## Work required
Pictures aside, print all of the data below exactly as written.

## Data provided
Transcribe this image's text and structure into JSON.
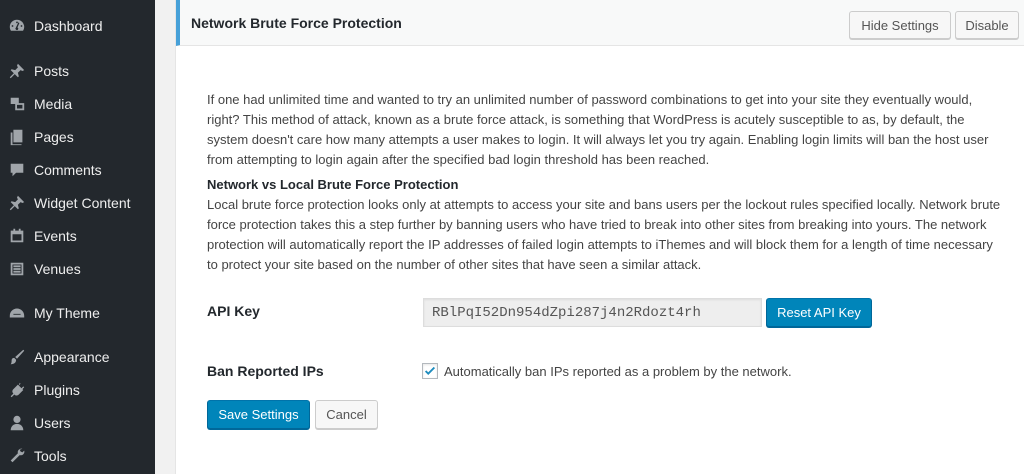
{
  "sidebar": {
    "items": [
      {
        "label": "Dashboard",
        "icon": "dashboard-icon"
      },
      {
        "label": "Posts",
        "icon": "pin-icon"
      },
      {
        "label": "Media",
        "icon": "media-icon"
      },
      {
        "label": "Pages",
        "icon": "pages-icon"
      },
      {
        "label": "Comments",
        "icon": "comment-icon"
      },
      {
        "label": "Widget Content",
        "icon": "pin-icon"
      },
      {
        "label": "Events",
        "icon": "calendar-icon"
      },
      {
        "label": "Venues",
        "icon": "venue-icon"
      },
      {
        "label": "My Theme",
        "icon": "helmet-icon"
      },
      {
        "label": "Appearance",
        "icon": "brush-icon"
      },
      {
        "label": "Plugins",
        "icon": "plug-icon"
      },
      {
        "label": "Users",
        "icon": "user-icon"
      },
      {
        "label": "Tools",
        "icon": "wrench-icon"
      }
    ]
  },
  "panel": {
    "title": "Network Brute Force Protection",
    "hide_settings_label": "Hide Settings",
    "disable_label": "Disable"
  },
  "description": {
    "intro": "If one had unlimited time and wanted to try an unlimited number of password combinations to get into your site they eventually would, right? This method of attack, known as a brute force attack, is something that WordPress is acutely susceptible to as, by default, the system doesn't care how many attempts a user makes to login. It will always let you try again. Enabling login limits will ban the host user from attempting to login again after the specified bad login threshold has been reached.",
    "subheading": "Network vs Local Brute Force Protection",
    "detail": "Local brute force protection looks only at attempts to access your site and bans users per the lockout rules specified locally. Network brute force protection takes this a step further by banning users who have tried to break into other sites from breaking into yours. The network protection will automatically report the IP addresses of failed login attempts to iThemes and will block them for a length of time necessary to protect your site based on the number of other sites that have seen a similar attack."
  },
  "api_key": {
    "label": "API Key",
    "value": "RBlPqI52Dn954dZpi287j4n2Rdozt4rh",
    "reset_label": "Reset API Key"
  },
  "ban_ips": {
    "label": "Ban Reported IPs",
    "checked": true,
    "checkbox_label": "Automatically ban IPs reported as a problem by the network."
  },
  "actions": {
    "save_label": "Save Settings",
    "cancel_label": "Cancel"
  },
  "colors": {
    "sidebar_bg": "#23282d",
    "primary": "#0085ba",
    "header_accent": "#46a0d8"
  }
}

## Task response
Transcribe this image's text and structure into JSON.
{
  "sidebar": {
    "items": [
      {
        "label": "Dashboard",
        "icon": "dashboard-icon"
      },
      {
        "label": "Posts",
        "icon": "pin-icon"
      },
      {
        "label": "Media",
        "icon": "media-icon"
      },
      {
        "label": "Pages",
        "icon": "pages-icon"
      },
      {
        "label": "Comments",
        "icon": "comment-icon"
      },
      {
        "label": "Widget Content",
        "icon": "pin-icon"
      },
      {
        "label": "Events",
        "icon": "calendar-icon"
      },
      {
        "label": "Venues",
        "icon": "venue-icon"
      },
      {
        "label": "My Theme",
        "icon": "helmet-icon"
      },
      {
        "label": "Appearance",
        "icon": "brush-icon"
      },
      {
        "label": "Plugins",
        "icon": "plug-icon"
      },
      {
        "label": "Users",
        "icon": "user-icon"
      },
      {
        "label": "Tools",
        "icon": "wrench-icon"
      }
    ]
  },
  "panel": {
    "title": "Network Brute Force Protection",
    "hide_settings_label": "Hide Settings",
    "disable_label": "Disable"
  },
  "description": {
    "intro": "If one had unlimited time and wanted to try an unlimited number of password combinations to get into your site they eventually would, right? This method of attack, known as a brute force attack, is something that WordPress is acutely susceptible to as, by default, the system doesn't care how many attempts a user makes to login. It will always let you try again. Enabling login limits will ban the host user from attempting to login again after the specified bad login threshold has been reached.",
    "subheading": "Network vs Local Brute Force Protection",
    "detail": "Local brute force protection looks only at attempts to access your site and bans users per the lockout rules specified locally. Network brute force protection takes this a step further by banning users who have tried to break into other sites from breaking into yours. The network protection will automatically report the IP addresses of failed login attempts to iThemes and will block them for a length of time necessary to protect your site based on the number of other sites that have seen a similar attack."
  },
  "api_key": {
    "label": "API Key",
    "value": "RBlPqI52Dn954dZpi287j4n2Rdozt4rh",
    "reset_label": "Reset API Key"
  },
  "ban_ips": {
    "label": "Ban Reported IPs",
    "checked": true,
    "checkbox_label": "Automatically ban IPs reported as a problem by the network."
  },
  "actions": {
    "save_label": "Save Settings",
    "cancel_label": "Cancel"
  },
  "colors": {
    "sidebar_bg": "#23282d",
    "primary": "#0085ba",
    "header_accent": "#46a0d8"
  }
}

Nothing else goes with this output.